In any event, whatever opinion the Court of Appeals may have on the matter can at best serve the purposes of that court only. It cannot be even recommendatory in any sense -- much less binding -- to this Court. It should not in fact and in principle influence Our own conclusions. It is bad enough that a broad and general certification can create some degree of persuasion on the formulation of Our judgment. The certification would naturally be more inducive if the detailed conclusions of fact and ratiocination were to be before Us, and that would be worse. Indeed, it can even give rise to patent conflicts of views between the two courts on material points which can mar in the eyes of some the intrinsic merit of Our decision. As I have said, such a requirement does not only serve no useful purpose, it gives the impression that the opinion of the Court of Appeals does not deserve full respect, when in truth, under the law, it should be binding for purposes of conferring jurisdiction upon this Court to take cognizance of the case "as if the same had been brought before it on appeal" (Sec. 12, Rule 124) directly from the Court of First Instance.
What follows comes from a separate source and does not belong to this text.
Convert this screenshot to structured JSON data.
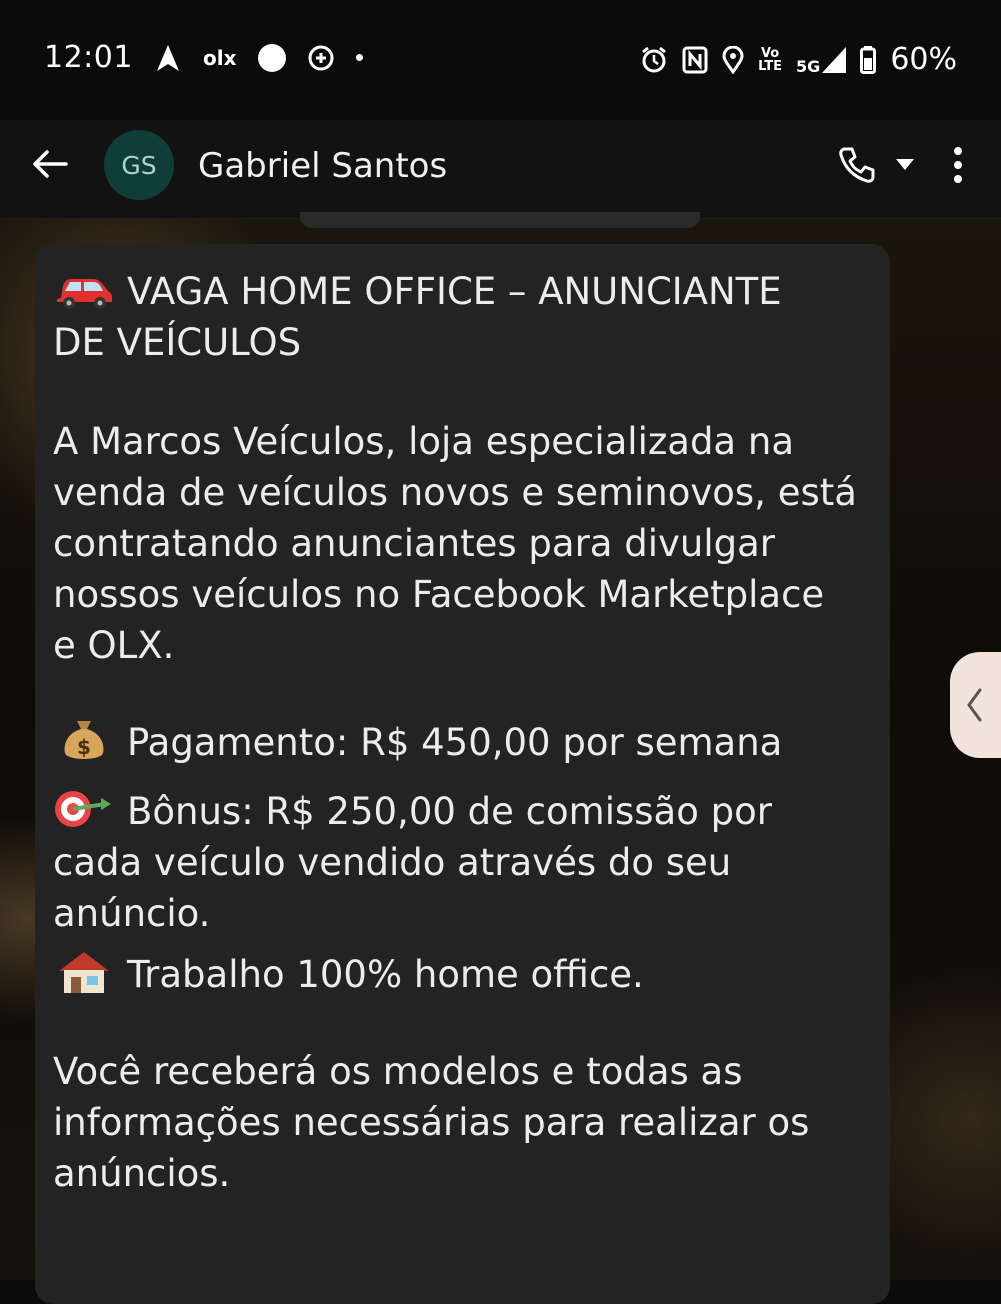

Incidentally, may I add that I cannot understand how the Court of Appeals has referred to its subject certification as a decision. To my mind, the dispositive part of a decision is what really counts, and in a criminal case it must contain the finding of innocence or guilt and in the latter instance the penalty. Without such part, there is no decision. A "decision" without the finding of guilt or innocence and without the imposition of a penalty is like a human being without a head -- which if mysteriously alive is useless and cannot have any juridical standing. And I believe that in this particular case the Court of Appeals unnecessarily exceeded its jurisdiction by making a conclusion as to the guilt of appellant. Such a conclusion can embarrass Us.

[1] 79 Phil. 612